Dr Sarah Harris
Computational Biophysics, Molecular Dynamics, DNA Supercoiling, Statistical Mechanics of Biomolecules
The research groups uses high performance computing to model biomolecules and aim to cover all of the time and length-scales of relevance to molecular biology. This requires computational methods ranging from quantum mechanical, through atomistic to mesoscale modelling.Current major projects include:
- DNA supercoiling and topology
- Developing new method for mesoscale modelling of biomolecules
- Calculating configurational entropy change in biomolecular recognition
Our research group uses state of the art computational methods to model the physical behaviour of biological macromolecules with the ultimate aim of addressing biological questions. As computational models at the atomistic level allow statistical physics and thermodynamics to be combined with models that are chemically accurate, they have huge potential to provide insight into molecular biology that cannot be obtained by experiment alone.
Our current specific research interests include:

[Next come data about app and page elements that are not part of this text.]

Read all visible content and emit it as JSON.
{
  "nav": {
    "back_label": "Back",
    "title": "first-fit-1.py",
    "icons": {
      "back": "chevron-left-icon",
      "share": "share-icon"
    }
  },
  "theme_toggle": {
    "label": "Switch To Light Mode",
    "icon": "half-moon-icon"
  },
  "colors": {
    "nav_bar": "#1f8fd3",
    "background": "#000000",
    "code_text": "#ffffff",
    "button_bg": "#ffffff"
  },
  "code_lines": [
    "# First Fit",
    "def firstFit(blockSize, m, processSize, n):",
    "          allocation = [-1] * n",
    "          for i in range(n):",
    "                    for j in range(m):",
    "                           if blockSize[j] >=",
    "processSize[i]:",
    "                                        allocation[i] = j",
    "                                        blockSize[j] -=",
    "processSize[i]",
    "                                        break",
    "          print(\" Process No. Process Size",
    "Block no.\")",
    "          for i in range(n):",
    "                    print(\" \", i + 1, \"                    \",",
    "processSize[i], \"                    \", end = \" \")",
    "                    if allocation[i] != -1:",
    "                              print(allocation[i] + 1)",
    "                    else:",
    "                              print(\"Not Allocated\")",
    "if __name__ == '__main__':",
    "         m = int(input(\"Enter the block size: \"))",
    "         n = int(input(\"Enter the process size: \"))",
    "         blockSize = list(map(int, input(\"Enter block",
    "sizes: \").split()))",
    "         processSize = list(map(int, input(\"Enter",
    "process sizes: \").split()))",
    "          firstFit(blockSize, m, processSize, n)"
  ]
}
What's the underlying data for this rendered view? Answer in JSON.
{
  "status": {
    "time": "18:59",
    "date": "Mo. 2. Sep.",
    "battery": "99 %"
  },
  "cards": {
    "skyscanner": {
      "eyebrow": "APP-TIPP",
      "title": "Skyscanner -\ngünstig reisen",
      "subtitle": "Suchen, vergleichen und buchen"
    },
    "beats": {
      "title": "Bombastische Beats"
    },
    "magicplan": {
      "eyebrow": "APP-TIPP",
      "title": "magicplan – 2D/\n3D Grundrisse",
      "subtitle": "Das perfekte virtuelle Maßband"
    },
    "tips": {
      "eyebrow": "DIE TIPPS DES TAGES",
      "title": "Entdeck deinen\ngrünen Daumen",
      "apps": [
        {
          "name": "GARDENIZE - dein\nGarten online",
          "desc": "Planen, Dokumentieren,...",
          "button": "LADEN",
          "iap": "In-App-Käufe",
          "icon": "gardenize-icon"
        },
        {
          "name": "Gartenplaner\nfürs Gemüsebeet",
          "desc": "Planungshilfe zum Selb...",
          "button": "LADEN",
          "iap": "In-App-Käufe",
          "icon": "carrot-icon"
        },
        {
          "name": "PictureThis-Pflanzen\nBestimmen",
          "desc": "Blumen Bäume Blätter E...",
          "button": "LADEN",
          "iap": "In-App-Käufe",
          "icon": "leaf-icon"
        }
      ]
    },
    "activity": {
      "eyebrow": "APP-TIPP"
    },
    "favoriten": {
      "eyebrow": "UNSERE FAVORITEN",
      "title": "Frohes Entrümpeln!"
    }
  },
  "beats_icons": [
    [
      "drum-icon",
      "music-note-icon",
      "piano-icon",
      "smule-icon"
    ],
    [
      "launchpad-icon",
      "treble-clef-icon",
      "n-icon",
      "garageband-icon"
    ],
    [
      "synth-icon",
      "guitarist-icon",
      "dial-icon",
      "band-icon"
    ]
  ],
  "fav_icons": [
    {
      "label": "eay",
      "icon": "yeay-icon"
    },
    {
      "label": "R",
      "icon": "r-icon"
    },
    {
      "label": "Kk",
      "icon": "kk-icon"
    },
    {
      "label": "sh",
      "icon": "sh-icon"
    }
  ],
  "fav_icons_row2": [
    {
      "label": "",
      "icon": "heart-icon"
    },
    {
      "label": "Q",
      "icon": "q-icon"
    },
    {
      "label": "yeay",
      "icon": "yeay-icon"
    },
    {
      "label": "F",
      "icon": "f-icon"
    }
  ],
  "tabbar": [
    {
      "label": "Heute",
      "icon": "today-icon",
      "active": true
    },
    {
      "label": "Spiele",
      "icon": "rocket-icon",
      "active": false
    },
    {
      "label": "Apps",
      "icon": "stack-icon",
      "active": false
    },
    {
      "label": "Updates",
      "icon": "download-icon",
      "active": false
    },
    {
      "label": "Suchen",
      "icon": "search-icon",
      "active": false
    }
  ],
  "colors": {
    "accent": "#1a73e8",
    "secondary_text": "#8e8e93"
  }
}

- Atomistic molecular dynamics (MD) simulations of DNA circles to understand the role of DNA topology and supercoiling in genetic control.
- The thermodynamics of molecular recognition, specifically the development of new methods to calculate changes in biomolecular flexibility.
- Using atomistic models of amyloid-like peptide aggregates to investigate the thermodynamics of self-assembly with a focus on amyloid polymorphism; namely how the same peptide sequence can aggregate into fibrils with differing morphologies.
- Using molecular simulation to determine the mechanical properties of DNA, RNA and proteins, and how these molecules respond to external factors such as electric fields, increases in temperature or an applied force.
- The use of computer simulation to understand information transfer in biomolecules and how these molecules can act as molecular switches.
- The development of new computational algorithms based on Finite Element Analysis to expand the range of length and time-scales that can be explored with simulation.
These projects span a significant proportion of the length and timescales relevant to molecular biology and require variety of computational techniques and collaborations with scientists from other disciplines at the national and international level.
Lecturer in Biological Physics Leeds 2004-present
Postdoc University College London 2001-2004
School of Physics
0113 343 3816
Harris S. A., Laughton C. A. & Liverpool T. B. “Mapping the phase diagram of the writhe of DNA nanocircles using atomistic molecular dynamics simulations” (2008) Nucleic. Acids. Res. 36, 21-29.
Mitchell J. & Harris S. A. “The thermodynamics of DNA writhe from atomistic molecular dynamics simulations” Phys. Rev Letts. (2013) 110, 148105
Oliver R., Read D.J., Harlen O. G. & Harris S. “A stochastic finite element model for the dynamics of globular macromolecules” J. Comp. Phys. (2013) 239, 147-165.
Harris S. A., Sands Z. & Laughton C. A. “Molecular Dynamics Simulations of DNA Stretching Reveal the Importance of Entropy in Determining the Biomechanical Properties of DNA”, Biophys J. (2005) 88, 1684-1691.